EXERCISE:
Could the data below be copied out in full, word for word?
TASK DATA Start Marker
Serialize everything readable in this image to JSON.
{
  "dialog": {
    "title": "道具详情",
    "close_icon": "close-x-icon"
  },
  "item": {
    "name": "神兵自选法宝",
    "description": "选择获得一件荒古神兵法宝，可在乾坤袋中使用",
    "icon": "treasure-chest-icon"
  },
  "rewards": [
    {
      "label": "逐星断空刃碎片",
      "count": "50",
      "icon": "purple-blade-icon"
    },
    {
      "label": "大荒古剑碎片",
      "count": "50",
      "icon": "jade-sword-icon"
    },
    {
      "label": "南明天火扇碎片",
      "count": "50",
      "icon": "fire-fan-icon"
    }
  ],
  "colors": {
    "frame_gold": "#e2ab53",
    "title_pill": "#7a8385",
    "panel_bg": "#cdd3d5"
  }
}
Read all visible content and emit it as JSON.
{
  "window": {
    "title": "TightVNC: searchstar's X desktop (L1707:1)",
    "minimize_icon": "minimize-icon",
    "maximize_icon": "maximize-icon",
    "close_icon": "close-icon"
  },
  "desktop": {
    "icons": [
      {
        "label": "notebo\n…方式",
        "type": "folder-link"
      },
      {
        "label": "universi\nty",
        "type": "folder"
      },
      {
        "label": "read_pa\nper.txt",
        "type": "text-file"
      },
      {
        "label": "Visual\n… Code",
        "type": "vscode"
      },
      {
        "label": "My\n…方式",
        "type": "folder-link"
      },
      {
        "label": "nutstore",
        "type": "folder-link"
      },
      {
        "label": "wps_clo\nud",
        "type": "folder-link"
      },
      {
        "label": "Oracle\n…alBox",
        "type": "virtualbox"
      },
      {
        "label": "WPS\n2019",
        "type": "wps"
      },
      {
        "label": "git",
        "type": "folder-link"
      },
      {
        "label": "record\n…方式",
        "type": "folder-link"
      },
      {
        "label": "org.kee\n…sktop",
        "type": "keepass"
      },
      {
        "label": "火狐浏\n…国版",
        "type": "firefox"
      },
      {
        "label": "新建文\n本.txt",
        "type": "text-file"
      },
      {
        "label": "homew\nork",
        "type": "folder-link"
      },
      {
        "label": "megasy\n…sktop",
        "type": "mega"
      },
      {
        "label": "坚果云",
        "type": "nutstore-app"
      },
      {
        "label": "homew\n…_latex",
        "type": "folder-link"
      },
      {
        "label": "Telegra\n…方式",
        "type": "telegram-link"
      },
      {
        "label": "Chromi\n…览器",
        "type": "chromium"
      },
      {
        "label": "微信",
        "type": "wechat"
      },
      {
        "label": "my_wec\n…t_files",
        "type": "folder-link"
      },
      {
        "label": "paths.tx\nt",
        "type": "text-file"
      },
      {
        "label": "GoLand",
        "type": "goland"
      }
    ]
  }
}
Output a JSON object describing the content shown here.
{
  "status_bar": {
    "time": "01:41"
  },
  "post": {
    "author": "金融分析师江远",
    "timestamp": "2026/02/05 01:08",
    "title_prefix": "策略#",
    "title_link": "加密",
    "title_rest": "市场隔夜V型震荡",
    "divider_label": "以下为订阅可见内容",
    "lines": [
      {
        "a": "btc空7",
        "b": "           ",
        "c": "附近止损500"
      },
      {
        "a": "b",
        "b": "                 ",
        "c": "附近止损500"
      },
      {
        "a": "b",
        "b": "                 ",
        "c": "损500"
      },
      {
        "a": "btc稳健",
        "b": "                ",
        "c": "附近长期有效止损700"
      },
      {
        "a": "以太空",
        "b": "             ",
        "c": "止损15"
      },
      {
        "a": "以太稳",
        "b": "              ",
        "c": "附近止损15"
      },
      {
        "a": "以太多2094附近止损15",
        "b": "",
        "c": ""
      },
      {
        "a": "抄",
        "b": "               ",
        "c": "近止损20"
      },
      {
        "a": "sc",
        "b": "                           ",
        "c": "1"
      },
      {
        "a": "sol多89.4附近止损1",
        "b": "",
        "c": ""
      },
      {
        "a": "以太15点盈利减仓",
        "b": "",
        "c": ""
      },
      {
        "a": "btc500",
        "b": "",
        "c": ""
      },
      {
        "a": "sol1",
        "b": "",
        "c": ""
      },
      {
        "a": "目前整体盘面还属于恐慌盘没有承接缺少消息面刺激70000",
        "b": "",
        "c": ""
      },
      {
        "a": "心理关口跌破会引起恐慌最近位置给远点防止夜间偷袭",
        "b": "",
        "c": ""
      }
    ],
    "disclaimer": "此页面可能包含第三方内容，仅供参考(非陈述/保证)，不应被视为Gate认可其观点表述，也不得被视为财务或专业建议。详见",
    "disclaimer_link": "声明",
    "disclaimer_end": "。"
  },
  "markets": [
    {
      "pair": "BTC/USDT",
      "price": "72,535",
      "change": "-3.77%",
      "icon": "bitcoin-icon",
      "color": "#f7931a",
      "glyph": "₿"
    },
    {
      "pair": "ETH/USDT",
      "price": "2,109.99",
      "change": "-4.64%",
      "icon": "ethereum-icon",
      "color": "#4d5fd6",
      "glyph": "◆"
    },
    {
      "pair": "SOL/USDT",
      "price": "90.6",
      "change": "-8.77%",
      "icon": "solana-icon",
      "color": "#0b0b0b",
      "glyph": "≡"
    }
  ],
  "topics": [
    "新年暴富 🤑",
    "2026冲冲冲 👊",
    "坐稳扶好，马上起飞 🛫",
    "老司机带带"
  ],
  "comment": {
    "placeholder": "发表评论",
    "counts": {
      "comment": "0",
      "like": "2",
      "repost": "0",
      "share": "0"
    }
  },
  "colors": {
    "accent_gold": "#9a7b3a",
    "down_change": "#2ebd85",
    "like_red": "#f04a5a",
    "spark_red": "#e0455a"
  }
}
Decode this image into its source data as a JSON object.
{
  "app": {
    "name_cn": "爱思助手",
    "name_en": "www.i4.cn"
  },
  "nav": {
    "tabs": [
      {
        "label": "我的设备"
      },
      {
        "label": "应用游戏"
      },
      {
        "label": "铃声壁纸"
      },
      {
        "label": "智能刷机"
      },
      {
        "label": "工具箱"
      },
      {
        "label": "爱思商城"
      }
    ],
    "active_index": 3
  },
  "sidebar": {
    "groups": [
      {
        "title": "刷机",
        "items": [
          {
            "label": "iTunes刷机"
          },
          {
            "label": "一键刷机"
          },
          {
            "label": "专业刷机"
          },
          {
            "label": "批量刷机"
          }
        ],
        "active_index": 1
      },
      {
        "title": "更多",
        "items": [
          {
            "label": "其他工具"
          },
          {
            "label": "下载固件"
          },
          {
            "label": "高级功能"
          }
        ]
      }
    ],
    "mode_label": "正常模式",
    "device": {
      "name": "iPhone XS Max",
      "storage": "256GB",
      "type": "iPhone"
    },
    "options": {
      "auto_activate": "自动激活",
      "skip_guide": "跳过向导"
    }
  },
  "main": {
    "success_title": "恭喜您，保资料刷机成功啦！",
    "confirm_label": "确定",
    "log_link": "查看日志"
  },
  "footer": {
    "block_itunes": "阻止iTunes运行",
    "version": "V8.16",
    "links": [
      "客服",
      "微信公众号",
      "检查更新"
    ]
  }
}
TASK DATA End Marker
SOLUTION BELOW:
Serialize everything readable in this image to JSON.
{
  "dialog": {
    "title": "道具详情",
    "close_icon": "close-x-icon"
  },
  "item": {
    "name": "神兵自选法宝",
    "description": "选择获得一件荒古神兵法宝，可在乾坤袋中使用",
    "icon": "treasure-chest-icon"
  },
  "rewards": [
    {
      "label": "逐星断空刃碎片",
      "count": "50",
      "icon": "purple-blade-icon"
    },
    {
      "label": "大荒古剑碎片",
      "count": "50",
      "icon": "jade-sword-icon"
    },
    {
      "label": "南明天火扇碎片",
      "count": "50",
      "icon": "fire-fan-icon"
    }
  ],
  "colors": {
    "frame_gold": "#e2ab53",
    "title_pill": "#7a8385",
    "panel_bg": "#cdd3d5"
  }
}
Read all visible content and emit it as JSON.
{
  "window": {
    "title": "TightVNC: searchstar's X desktop (L1707:1)",
    "minimize_icon": "minimize-icon",
    "maximize_icon": "maximize-icon",
    "close_icon": "close-icon"
  },
  "desktop": {
    "icons": [
      {
        "label": "notebo\n…方式",
        "type": "folder-link"
      },
      {
        "label": "universi\nty",
        "type": "folder"
      },
      {
        "label": "read_pa\nper.txt",
        "type": "text-file"
      },
      {
        "label": "Visual\n… Code",
        "type": "vscode"
      },
      {
        "label": "My\n…方式",
        "type": "folder-link"
      },
      {
        "label": "nutstore",
        "type": "folder-link"
      },
      {
        "label": "wps_clo\nud",
        "type": "folder-link"
      },
      {
        "label": "Oracle\n…alBox",
        "type": "virtualbox"
      },
      {
        "label": "WPS\n2019",
        "type": "wps"
      },
      {
        "label": "git",
        "type": "folder-link"
      },
      {
        "label": "record\n…方式",
        "type": "folder-link"
      },
      {
        "label": "org.kee\n…sktop",
        "type": "keepass"
      },
      {
        "label": "火狐浏\n…国版",
        "type": "firefox"
      },
      {
        "label": "新建文\n本.txt",
        "type": "text-file"
      },
      {
        "label": "homew\nork",
        "type": "folder-link"
      },
      {
        "label": "megasy\n…sktop",
        "type": "mega"
      },
      {
        "label": "坚果云",
        "type": "nutstore-app"
      },
      {
        "label": "homew\n…_latex",
        "type": "folder-link"
      },
      {
        "label": "Telegra\n…方式",
        "type": "telegram-link"
      },
      {
        "label": "Chromi\n…览器",
        "type": "chromium"
      },
      {
        "label": "微信",
        "type": "wechat"
      },
      {
        "label": "my_wec\n…t_files",
        "type": "folder-link"
      },
      {
        "label": "paths.tx\nt",
        "type": "text-file"
      },
      {
        "label": "GoLand",
        "type": "goland"
      }
    ]
  }
}
Output a JSON object describing the content shown here.
{
  "status_bar": {
    "time": "01:41"
  },
  "post": {
    "author": "金融分析师江远",
    "timestamp": "2026/02/05 01:08",
    "title_prefix": "策略#",
    "title_link": "加密",
    "title_rest": "市场隔夜V型震荡",
    "divider_label": "以下为订阅可见内容",
    "lines": [
      {
        "a": "btc空7",
        "b": "           ",
        "c": "附近止损500"
      },
      {
        "a": "b",
        "b": "                 ",
        "c": "附近止损500"
      },
      {
        "a": "b",
        "b": "                 ",
        "c": "损500"
      },
      {
        "a": "btc稳健",
        "b": "                ",
        "c": "附近长期有效止损700"
      },
      {
        "a": "以太空",
        "b": "             ",
        "c": "止损15"
      },
      {
        "a": "以太稳",
        "b": "              ",
        "c": "附近止损15"
      },
      {
        "a": "以太多2094附近止损15",
        "b": "",
        "c": ""
      },
      {
        "a": "抄",
        "b": "               ",
        "c": "近止损20"
      },
      {
        "a": "sc",
        "b": "                           ",
        "c": "1"
      },
      {
        "a": "sol多89.4附近止损1",
        "b": "",
        "c": ""
      },
      {
        "a": "以太15点盈利减仓",
        "b": "",
        "c": ""
      },
      {
        "a": "btc500",
        "b": "",
        "c": ""
      },
      {
        "a": "sol1",
        "b": "",
        "c": ""
      },
      {
        "a": "目前整体盘面还属于恐慌盘没有承接缺少消息面刺激70000",
        "b": "",
        "c": ""
      },
      {
        "a": "心理关口跌破会引起恐慌最近位置给远点防止夜间偷袭",
        "b": "",
        "c": ""
      }
    ],
    "disclaimer": "此页面可能包含第三方内容，仅供参考(非陈述/保证)，不应被视为Gate认可其观点表述，也不得被视为财务或专业建议。详见",
    "disclaimer_link": "声明",
    "disclaimer_end": "。"
  },
  "markets": [
    {
      "pair": "BTC/USDT",
      "price": "72,535",
      "change": "-3.77%",
      "icon": "bitcoin-icon",
      "color": "#f7931a",
      "glyph": "₿"
    },
    {
      "pair": "ETH/USDT",
      "price": "2,109.99",
      "change": "-4.64%",
      "icon": "ethereum-icon",
      "color": "#4d5fd6",
      "glyph": "◆"
    },
    {
      "pair": "SOL/USDT",
      "price": "90.6",
      "change": "-8.77%",
      "icon": "solana-icon",
      "color": "#0b0b0b",
      "glyph": "≡"
    }
  ],
  "topics": [
    "新年暴富 🤑",
    "2026冲冲冲 👊",
    "坐稳扶好，马上起飞 🛫",
    "老司机带带"
  ],
  "comment": {
    "placeholder": "发表评论",
    "counts": {
      "comment": "0",
      "like": "2",
      "repost": "0",
      "share": "0"
    }
  },
  "colors": {
    "accent_gold": "#9a7b3a",
    "down_change": "#2ebd85",
    "like_red": "#f04a5a",
    "spark_red": "#e0455a"
  }
}
Decode this image into its source data as a JSON object.
{
  "app": {
    "name_cn": "爱思助手",
    "name_en": "www.i4.cn"
  },
  "nav": {
    "tabs": [
      {
        "label": "我的设备"
      },
      {
        "label": "应用游戏"
      },
      {
        "label": "铃声壁纸"
      },
      {
        "label": "智能刷机"
      },
      {
        "label": "工具箱"
      },
      {
        "label": "爱思商城"
      }
    ],
    "active_index": 3
  },
  "sidebar": {
    "groups": [
      {
        "title": "刷机",
        "items": [
          {
            "label": "iTunes刷机"
          },
          {
            "label": "一键刷机"
          },
          {
            "label": "专业刷机"
          },
          {
            "label": "批量刷机"
          }
        ],
        "active_index": 1
      },
      {
        "title": "更多",
        "items": [
          {
            "label": "其他工具"
          },
          {
            "label": "下载固件"
          },
          {
            "label": "高级功能"
          }
        ]
      }
    ],
    "mode_label": "正常模式",
    "device": {
      "name": "iPhone XS Max",
      "storage": "256GB",
      "type": "iPhone"
    },
    "options": {
      "auto_activate": "自动激活",
      "skip_guide": "跳过向导"
    }
  },
  "main": {
    "success_title": "恭喜您，保资料刷机成功啦！",
    "confirm_label": "确定",
    "log_link": "查看日志"
  },
  "footer": {
    "block_itunes": "阻止iTunes运行",
    "version": "V8.16",
    "links": [
      "客服",
      "微信公众号",
      "检查更新"
    ]
  }
}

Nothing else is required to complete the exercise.